After pouring in the vodka, I needed to find a nice, dark cupboard in which to store these jars for at least six weeks. I take them out three or four times each day and give them a good shaking. I found a web site that sells four ounce amber jars. Sometime in August, I'll strain the vanilla extract and pour it into the small jars. I luckily have a live-in artist who might be cajoled into coming up with a label for the jars. In the meantime, I will start making my gift list. Hmmmm, who has been naughty this year?

Tuesday, June 16, 2009

Where Have I Been?

I have been very neglectful of the blog world! I have been a little overwhelmed with the ending of school and all that I have to do for that, as well as the stuff around the farm that has been keeping me hopping.

I am planning on getting back into gear. I need to get caught up with all of my great blogger pals.

I just took 28 chickens to my (my?) Amish butcher up near Gladwin, MI. His wife and children do all of the work with the butchering. I wish I had taken some pics, but I think they wouldn't have liked it so much. The Amish farm has some modern additions, like a big diesel engine that runs a de-feathering device, but for the most part, the Weavers live pretty true to their convictions. They charged me $1.50 per bird to do the complete butchering process. They also cut them up, as many of the birds were too large for the gallon freezer bags.

I have another thirty broilers going to the butcher on June 26. Looks like we'll be making lots of chicken and noodles and chicken salad sandwiches!

I hope they are tender! The six month old roosters I butchered last fall were very tough!

Broody is back at it. Tomorrow is hatch day. I can hear peeping coming from the eggs, so I think we (she) will have some success. I made the mistake of leaving her nest in the coop, and she has gone from the original 8 eggs, to an astounding 38 eggs.

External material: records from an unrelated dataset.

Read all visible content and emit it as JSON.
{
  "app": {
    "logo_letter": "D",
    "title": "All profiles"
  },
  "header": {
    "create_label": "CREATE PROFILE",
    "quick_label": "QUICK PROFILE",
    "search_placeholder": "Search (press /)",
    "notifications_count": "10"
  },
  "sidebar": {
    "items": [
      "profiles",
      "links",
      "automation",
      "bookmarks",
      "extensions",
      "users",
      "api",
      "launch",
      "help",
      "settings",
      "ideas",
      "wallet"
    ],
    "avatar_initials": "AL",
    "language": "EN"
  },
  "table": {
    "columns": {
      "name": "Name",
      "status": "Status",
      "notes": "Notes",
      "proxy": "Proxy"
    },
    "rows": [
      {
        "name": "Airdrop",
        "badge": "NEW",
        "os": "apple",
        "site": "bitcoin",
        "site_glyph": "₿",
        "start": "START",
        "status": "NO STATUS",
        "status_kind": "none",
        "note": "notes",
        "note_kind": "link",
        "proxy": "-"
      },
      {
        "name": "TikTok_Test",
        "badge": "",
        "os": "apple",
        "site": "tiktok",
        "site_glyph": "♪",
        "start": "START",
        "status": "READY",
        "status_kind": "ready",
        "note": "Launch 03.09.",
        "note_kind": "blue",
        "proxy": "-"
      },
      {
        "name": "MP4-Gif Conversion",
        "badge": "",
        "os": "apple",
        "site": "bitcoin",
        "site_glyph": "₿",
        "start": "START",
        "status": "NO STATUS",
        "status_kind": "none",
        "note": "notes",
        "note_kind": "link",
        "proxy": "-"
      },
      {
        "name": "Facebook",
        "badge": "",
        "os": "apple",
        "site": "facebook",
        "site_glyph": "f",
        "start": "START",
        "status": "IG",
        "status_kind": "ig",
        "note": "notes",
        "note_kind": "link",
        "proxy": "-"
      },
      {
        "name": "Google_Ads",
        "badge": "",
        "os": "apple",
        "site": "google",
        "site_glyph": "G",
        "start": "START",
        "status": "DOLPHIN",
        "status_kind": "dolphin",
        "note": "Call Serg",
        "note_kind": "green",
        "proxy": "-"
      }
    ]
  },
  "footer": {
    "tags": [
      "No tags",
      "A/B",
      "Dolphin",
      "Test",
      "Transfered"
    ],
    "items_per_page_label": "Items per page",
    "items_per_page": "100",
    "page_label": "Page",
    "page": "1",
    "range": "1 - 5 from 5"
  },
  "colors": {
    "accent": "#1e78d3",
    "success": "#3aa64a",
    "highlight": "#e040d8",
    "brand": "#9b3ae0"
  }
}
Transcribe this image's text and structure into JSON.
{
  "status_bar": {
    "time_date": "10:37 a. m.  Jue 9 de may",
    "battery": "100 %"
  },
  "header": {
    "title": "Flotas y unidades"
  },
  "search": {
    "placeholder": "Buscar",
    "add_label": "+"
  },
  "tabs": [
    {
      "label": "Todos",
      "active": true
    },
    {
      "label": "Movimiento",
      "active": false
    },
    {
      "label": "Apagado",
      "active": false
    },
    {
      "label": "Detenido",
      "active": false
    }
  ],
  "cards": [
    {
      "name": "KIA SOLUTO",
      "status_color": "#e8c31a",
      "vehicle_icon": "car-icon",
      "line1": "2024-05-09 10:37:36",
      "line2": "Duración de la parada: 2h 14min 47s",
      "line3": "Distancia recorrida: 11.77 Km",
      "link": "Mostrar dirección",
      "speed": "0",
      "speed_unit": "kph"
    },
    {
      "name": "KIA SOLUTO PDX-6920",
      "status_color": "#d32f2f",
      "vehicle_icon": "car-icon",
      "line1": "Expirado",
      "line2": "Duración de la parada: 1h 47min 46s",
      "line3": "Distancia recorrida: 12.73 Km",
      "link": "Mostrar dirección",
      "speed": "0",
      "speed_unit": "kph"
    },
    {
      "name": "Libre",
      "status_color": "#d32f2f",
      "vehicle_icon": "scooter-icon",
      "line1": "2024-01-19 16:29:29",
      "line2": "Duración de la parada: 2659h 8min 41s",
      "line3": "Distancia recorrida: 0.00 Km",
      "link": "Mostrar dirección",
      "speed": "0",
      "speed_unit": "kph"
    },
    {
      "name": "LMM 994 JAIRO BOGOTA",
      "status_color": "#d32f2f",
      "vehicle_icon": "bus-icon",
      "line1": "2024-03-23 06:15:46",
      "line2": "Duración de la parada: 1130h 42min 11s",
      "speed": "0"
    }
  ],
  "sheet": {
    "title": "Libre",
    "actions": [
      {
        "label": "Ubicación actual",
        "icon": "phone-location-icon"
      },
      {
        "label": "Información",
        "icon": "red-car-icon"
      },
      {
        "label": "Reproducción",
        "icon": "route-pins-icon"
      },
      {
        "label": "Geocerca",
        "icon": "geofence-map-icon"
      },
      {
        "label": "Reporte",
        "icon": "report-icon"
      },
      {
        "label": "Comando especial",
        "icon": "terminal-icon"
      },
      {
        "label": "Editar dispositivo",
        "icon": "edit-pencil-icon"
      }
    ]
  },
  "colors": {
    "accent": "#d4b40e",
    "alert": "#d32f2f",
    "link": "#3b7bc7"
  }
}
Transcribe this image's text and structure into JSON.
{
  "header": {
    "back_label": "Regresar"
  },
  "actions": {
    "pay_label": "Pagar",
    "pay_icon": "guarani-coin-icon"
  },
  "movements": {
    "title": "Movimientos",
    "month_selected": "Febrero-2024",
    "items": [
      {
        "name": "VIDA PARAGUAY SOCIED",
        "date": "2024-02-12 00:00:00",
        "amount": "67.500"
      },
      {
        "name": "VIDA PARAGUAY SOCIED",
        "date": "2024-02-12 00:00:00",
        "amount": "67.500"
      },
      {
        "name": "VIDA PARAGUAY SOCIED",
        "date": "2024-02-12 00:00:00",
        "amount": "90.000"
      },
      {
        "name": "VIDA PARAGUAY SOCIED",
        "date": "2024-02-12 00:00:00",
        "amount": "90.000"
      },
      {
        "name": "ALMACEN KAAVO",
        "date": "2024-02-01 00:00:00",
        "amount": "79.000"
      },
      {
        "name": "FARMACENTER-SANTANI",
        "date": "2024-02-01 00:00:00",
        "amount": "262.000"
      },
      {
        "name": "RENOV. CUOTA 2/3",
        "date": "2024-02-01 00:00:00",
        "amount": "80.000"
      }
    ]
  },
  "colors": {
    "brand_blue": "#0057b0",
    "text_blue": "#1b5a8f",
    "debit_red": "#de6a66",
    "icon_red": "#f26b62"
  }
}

I am sure they won't all hatch, but to help Broody with the hatching, another partridge cochin has been sitting alongside her for the past week to make sure the eggs all get good coverage. I don't know what will happen when the eggs hatch. Who will get to be the mom?

I am rambling away here.

My veg garden is starting to look like a garden. Practically everything is up and growing! Some of the seeds I planted didn't germinate, so I will have to make do without some things, mostly squash and chives.

The blackberries are going absolute bonkers. I can't believe how many canes I have and they are all loaded with flowers.

OK, I have to go out and do some chores, but I am going to post this boring thing anyway.

Thanks for reading this far!